Cédric Champeau illustrates what a modern DSL written in Groovy is, syntactically speaking, and implementation wise. He also covers how you can improve the syntax of your DSL, its performance, and UX.
Dominic Robinson reflects on several concurrency models, trying to assess which is more pleasant to work with.
Eelco Visser, Vlad Vergu demonstrate how Spoofax simplifies the process of specifying syntax using SDF3, name analysis using NaBL and type analysis using TS, code generation in Stratego.
Juha-Pekka Tolvanen keynotes on what modeling languages and generators are more helpful and cost effective.
The authors share insights from their experience building DSLs for business people.
John Slaby discusses the reasons why he prefers fluent APIs and examine, through examples, the many different ways that Fluent APIs can be used to help produce better solutions than external DSLs.

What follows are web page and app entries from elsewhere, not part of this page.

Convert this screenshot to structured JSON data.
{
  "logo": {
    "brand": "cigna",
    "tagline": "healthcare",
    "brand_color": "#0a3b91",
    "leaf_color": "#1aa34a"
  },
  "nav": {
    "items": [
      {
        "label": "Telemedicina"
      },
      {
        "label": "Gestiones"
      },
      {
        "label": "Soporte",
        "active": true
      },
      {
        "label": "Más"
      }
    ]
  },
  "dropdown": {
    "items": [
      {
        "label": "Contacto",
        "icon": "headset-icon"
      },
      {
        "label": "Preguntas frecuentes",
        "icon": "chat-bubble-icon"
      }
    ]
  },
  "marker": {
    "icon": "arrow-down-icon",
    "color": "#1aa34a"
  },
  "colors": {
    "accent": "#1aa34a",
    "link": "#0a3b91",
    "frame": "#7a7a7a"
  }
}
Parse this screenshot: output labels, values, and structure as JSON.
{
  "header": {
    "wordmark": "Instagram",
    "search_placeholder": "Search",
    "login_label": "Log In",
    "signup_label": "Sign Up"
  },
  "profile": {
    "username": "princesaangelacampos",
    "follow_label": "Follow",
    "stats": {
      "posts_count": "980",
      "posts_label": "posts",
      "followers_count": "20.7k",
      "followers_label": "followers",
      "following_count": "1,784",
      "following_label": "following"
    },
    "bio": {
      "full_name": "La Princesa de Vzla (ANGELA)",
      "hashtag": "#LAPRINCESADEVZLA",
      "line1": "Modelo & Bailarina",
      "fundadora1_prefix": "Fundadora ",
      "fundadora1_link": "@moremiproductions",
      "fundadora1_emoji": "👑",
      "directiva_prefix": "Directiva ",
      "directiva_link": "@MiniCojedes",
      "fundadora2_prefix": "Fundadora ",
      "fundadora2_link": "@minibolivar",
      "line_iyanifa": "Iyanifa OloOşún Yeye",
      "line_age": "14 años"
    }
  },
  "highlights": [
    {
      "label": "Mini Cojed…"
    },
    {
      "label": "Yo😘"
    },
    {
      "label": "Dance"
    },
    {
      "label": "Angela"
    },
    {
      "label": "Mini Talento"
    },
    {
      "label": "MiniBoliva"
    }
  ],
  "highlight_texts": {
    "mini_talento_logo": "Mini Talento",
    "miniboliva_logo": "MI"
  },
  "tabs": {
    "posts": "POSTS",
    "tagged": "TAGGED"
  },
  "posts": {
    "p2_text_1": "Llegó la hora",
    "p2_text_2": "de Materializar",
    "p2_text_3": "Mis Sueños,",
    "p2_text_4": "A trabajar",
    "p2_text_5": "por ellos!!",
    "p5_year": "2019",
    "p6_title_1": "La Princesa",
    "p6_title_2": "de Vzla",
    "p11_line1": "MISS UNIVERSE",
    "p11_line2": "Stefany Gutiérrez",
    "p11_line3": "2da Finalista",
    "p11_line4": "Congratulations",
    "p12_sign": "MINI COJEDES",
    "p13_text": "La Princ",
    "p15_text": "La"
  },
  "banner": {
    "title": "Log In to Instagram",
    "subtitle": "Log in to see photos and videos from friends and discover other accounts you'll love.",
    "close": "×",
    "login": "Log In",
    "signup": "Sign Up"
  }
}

Stefan Chis demos building a Lisp dialect in Scala, covering: parsing code, defining data types and functions, evaluating expressions, implementing higher order functions.
William Cook introduces Enso, an external language workbench with both graphical and textual editing capabilities.
Tim Williams describes one of the world's largest commercial Haskell deployments (Barclays) and shares some experiences and insights gained using Haskell to build domain specific languages.
Felienne Hermans introduces BumbleBee, a refactoring and metaprogramming spreadsheets tool based on a DSL that can perform transformations against spreadsheet formulas.
Baruch Sadogursky discusses creating DSLs which support plugins written both in Groovy or Java, addressing good public API design practices, security, and classpath isolation.
Friedman and Byrd explain how to encode deterministic and non-deterministic finite automata, push-down automata, and Turing Machines in miniKanren, a DSL for relational (pure logic) programming.